An old man, Zar Taj, was seen roaming around the premises of the Peshawar High Court a few days ago and requesting every passer-by to help him. The man is father of a young woman who was stoned to death over three years ago allegedly by her husband and around a dozen of his accomplices in the jurisdiction of Rustam police station in Mardan.
The poor man was saying that they had no money to hire a counsel for appearance in a bail petition moved by one of the accused persons, Hazrat Said, stated to be brother-in-law of the victim, Ms Shazia. The accused was arrested after remaining absconder for around three years. Four accused persons in the case, including the victim’s husband Mohammad Saeed, had already been acquitted by the trial court last year in Mardan for lack of evidence.
Hazrat Said’s bail petition was earlier dismissed by an additional district and sessions judge in Mardan following which he moved PHC seeking his release on bail on the ground of consistency as four accused had already been set free.
When advocate high court Khyal Mohammad Mohmand heard the hue and cry of the old man he approached and assured him that he would contest the petition pro bono. A single bench of the court comprising Justice Ms Mussarat Hilali heard the petition on Nov 7 and dismissed it.
Mr Mohmand contended that though four of the accused were acquitted by the court, the case against the present petitioner was strong as he had been an absconder.
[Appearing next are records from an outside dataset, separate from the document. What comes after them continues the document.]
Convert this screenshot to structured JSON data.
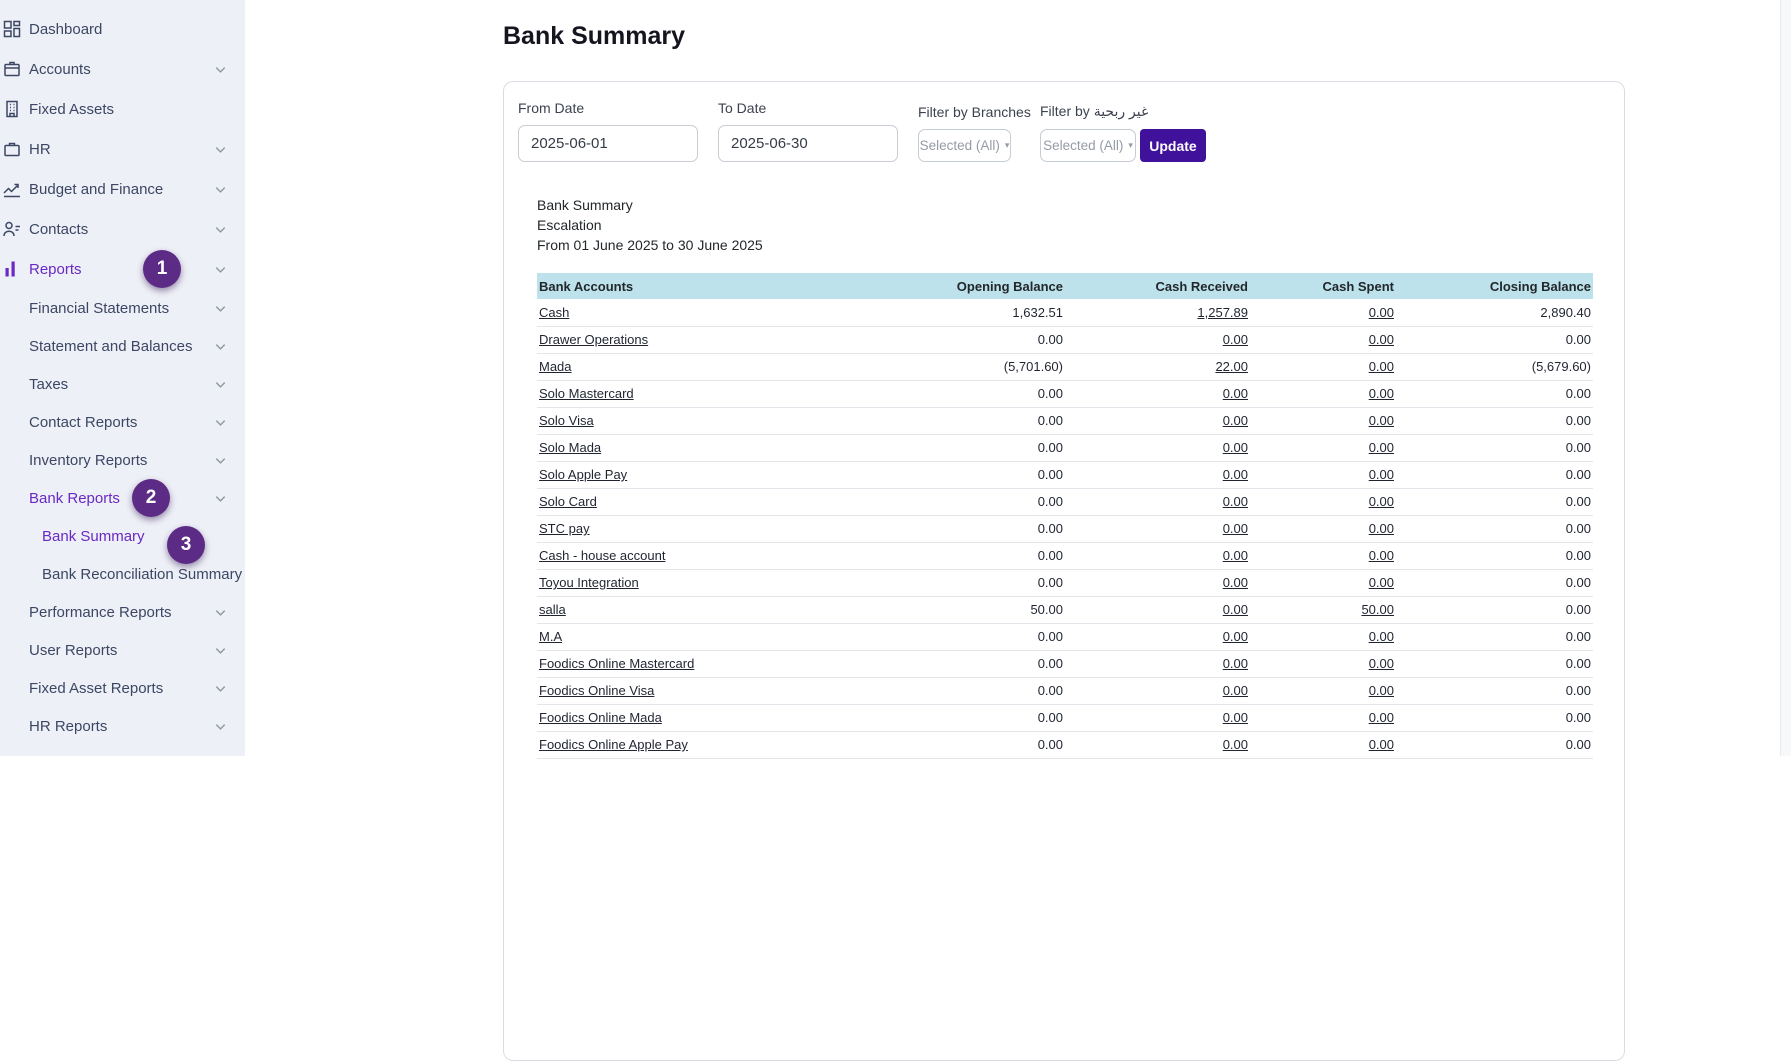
{
  "page": {
    "title": "Bank Summary"
  },
  "sidebar": {
    "items": [
      {
        "label": "Dashboard",
        "level": 0,
        "icon": "dashboard-icon",
        "chevron": false,
        "active": false,
        "badge": null
      },
      {
        "label": "Accounts",
        "level": 0,
        "icon": "accounts-icon",
        "chevron": true,
        "active": false,
        "badge": null
      },
      {
        "label": "Fixed Assets",
        "level": 0,
        "icon": "fixed-assets-icon",
        "chevron": false,
        "active": false,
        "badge": null
      },
      {
        "label": "HR",
        "level": 0,
        "icon": "hr-icon",
        "chevron": true,
        "active": false,
        "badge": null
      },
      {
        "label": "Budget and Finance",
        "level": 0,
        "icon": "budget-finance-icon",
        "chevron": true,
        "active": false,
        "badge": null
      },
      {
        "label": "Contacts",
        "level": 0,
        "icon": "contacts-icon",
        "chevron": true,
        "active": false,
        "badge": null
      },
      {
        "label": "Reports",
        "level": 0,
        "icon": "reports-icon",
        "chevron": true,
        "active": true,
        "badge": "1"
      },
      {
        "label": "Financial Statements",
        "level": 1,
        "icon": null,
        "chevron": true,
        "active": false,
        "badge": null
      },
      {
        "label": "Statement and Balances",
        "level": 1,
        "icon": null,
        "chevron": true,
        "active": false,
        "badge": null
      },
      {
        "label": "Taxes",
        "level": 1,
        "icon": null,
        "chevron": true,
        "active": false,
        "badge": null
      },
      {
        "label": "Contact Reports",
        "level": 1,
        "icon": null,
        "chevron": true,
        "active": false,
        "badge": null
      },
      {
        "label": "Inventory Reports",
        "level": 1,
        "icon": null,
        "chevron": true,
        "active": false,
        "badge": null
      },
      {
        "label": "Bank Reports",
        "level": 1,
        "icon": null,
        "chevron": true,
        "active": true,
        "badge": "2"
      },
      {
        "label": "Bank Summary",
        "level": 2,
        "icon": null,
        "chevron": false,
        "active": true,
        "badge": "3"
      },
      {
        "label": "Bank Reconciliation Summary",
        "level": 2,
        "icon": null,
        "chevron": false,
        "active": false,
        "badge": null
      },
      {
        "label": "Performance Reports",
        "level": 1,
        "icon": null,
        "chevron": true,
        "active": false,
        "badge": null
      },
      {
        "label": "User Reports",
        "level": 1,
        "icon": null,
        "chevron": true,
        "active": false,
        "badge": null
      },
      {
        "label": "Fixed Asset Reports",
        "level": 1,
        "icon": null,
        "chevron": true,
        "active": false,
        "badge": null
      },
      {
        "label": "HR Reports",
        "level": 1,
        "icon": null,
        "chevron": true,
        "active": false,
        "badge": null
      }
    ]
  },
  "filters": {
    "from_date": {
      "label": "From Date",
      "value": "2025-06-01"
    },
    "to_date": {
      "label": "To Date",
      "value": "2025-06-30"
    },
    "branches": {
      "label": "Filter by Branches",
      "value": "Selected (All)"
    },
    "tag": {
      "label": "Filter by غير ربحية",
      "value": "Selected (All)"
    },
    "update_label": "Update"
  },
  "report": {
    "title": "Bank Summary",
    "subtitle": "Escalation",
    "period": "From 01 June 2025 to 30 June 2025"
  },
  "table": {
    "columns": [
      "Bank Accounts",
      "Opening Balance",
      "Cash Received",
      "Cash Spent",
      "Closing Balance"
    ],
    "rows": [
      {
        "name": "Cash",
        "opening": "1,632.51",
        "received": "1,257.89",
        "spent": "0.00",
        "closing": "2,890.40"
      },
      {
        "name": "Drawer Operations",
        "opening": "0.00",
        "received": "0.00",
        "spent": "0.00",
        "closing": "0.00"
      },
      {
        "name": "Mada",
        "opening": "(5,701.60)",
        "received": "22.00",
        "spent": "0.00",
        "closing": "(5,679.60)"
      },
      {
        "name": "Solo Mastercard",
        "opening": "0.00",
        "received": "0.00",
        "spent": "0.00",
        "closing": "0.00"
      },
      {
        "name": "Solo Visa",
        "opening": "0.00",
        "received": "0.00",
        "spent": "0.00",
        "closing": "0.00"
      },
      {
        "name": "Solo Mada",
        "opening": "0.00",
        "received": "0.00",
        "spent": "0.00",
        "closing": "0.00"
      },
      {
        "name": "Solo Apple Pay",
        "opening": "0.00",
        "received": "0.00",
        "spent": "0.00",
        "closing": "0.00"
      },
      {
        "name": "Solo Card",
        "opening": "0.00",
        "received": "0.00",
        "spent": "0.00",
        "closing": "0.00"
      },
      {
        "name": "STC pay",
        "opening": "0.00",
        "received": "0.00",
        "spent": "0.00",
        "closing": "0.00"
      },
      {
        "name": "Cash - house account",
        "opening": "0.00",
        "received": "0.00",
        "spent": "0.00",
        "closing": "0.00"
      },
      {
        "name": "Toyou Integration",
        "opening": "0.00",
        "received": "0.00",
        "spent": "0.00",
        "closing": "0.00"
      },
      {
        "name": "salla",
        "opening": "50.00",
        "received": "0.00",
        "spent": "50.00",
        "closing": "0.00"
      },
      {
        "name": "M.A",
        "opening": "0.00",
        "received": "0.00",
        "spent": "0.00",
        "closing": "0.00"
      },
      {
        "name": "Foodics Online Mastercard",
        "opening": "0.00",
        "received": "0.00",
        "spent": "0.00",
        "closing": "0.00"
      },
      {
        "name": "Foodics Online Visa",
        "opening": "0.00",
        "received": "0.00",
        "spent": "0.00",
        "closing": "0.00"
      },
      {
        "name": "Foodics Online Mada",
        "opening": "0.00",
        "received": "0.00",
        "spent": "0.00",
        "closing": "0.00"
      },
      {
        "name": "Foodics Online Apple Pay",
        "opening": "0.00",
        "received": "0.00",
        "spent": "0.00",
        "closing": "0.00"
      }
    ]
  },
  "colors": {
    "accent_purple": "#6929c4",
    "badge_purple": "#5b2b85",
    "button_purple": "#40129b",
    "table_header_bg": "#bee2ec",
    "sidebar_bg": "#eef0f7"
  }
}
He argued that the trial against the petitioner had commenced in Feb 2014 and he should not be granted the concession of bail.
It was in June 2011 when the killing of Shazia, 23, had hit the headlines. The Khyber Pakhtunkhwa Provincial Commission on the Status of Woman (PCSW) had condemned the incident and its then chairperson Zubaida Khatoon had called upon the authorities to ensure that the perpetrators were handed down an exemplary punishment.
She had also asked the government to take steps to curb alternate systems of justice such as the local jirga that passes inhuman judgments against women for issues related to family and honour.
However, after a few days of the occurrence the human rights organisations and the PCSW went into slumber and the poor parents of the victim were left at the mercy of criminal justice system. As the family had no resources to hire a private counsel they had to rely on the public prosecutor. Last year, four of the accused persons, including Saeed, were acquitted by a trial court in Mardan due to lack of evidence whereas the remaining eight accused were declared proclaimed offenders. According to facts of the case, the victim was taken to nearby hills by the accused and stoned to death. Her mother, Noor Jehan, and a minor sister, Kashmala, were accompanying her, but they somehow saved own lives.
Apparently, Shazia was killed for honour as she had left residence of her husband and was residing with her parents in Swat. She had entered into love marriage with the accused, Mohammad Saeed, in Nov 2010.
Investigations had revealed that the accused, Saeed, was also suspected of killing his brother as he was suspecting him of having relations with the victim. In that occurrence the victim had also received injuries and she started residing with her parents at Barikot in Swat.
Ms Noor Jehan was the complainant in the case registered at Rustam police station.
She alleged that they were asked by Saeed to visit the village as he wanted to make rapprochement with the victim.
However, she claimed that when they reached the village Saeed along with his accomplices, including his brother, forcibly took them to nearby hills and started pelting stones on Shazia which resulted in her death.
According to the postmortem report, her death was caused because of head injuries.
The police had recovered the body of the victim with her blood stained sandals lying nearby. The place of occurrence, village Bairoch, is backward and its population is known for violence.
This case clearly shows the unavailability of support mechanisms to the families as well as to victims falling prey to violence.
“When the state institutions set up for providing assistance to victims and their families in such cases fail to perform their duty it often results in rise in heinous crimes, including honour-related offences,” said an advocate of the Supreme Court Shahnawaz Khan.
He said that the state should realise its responsibility and help the families in distress so that the perpetrators could be awarded punishment.
Published in Dawn, November 10th, 2014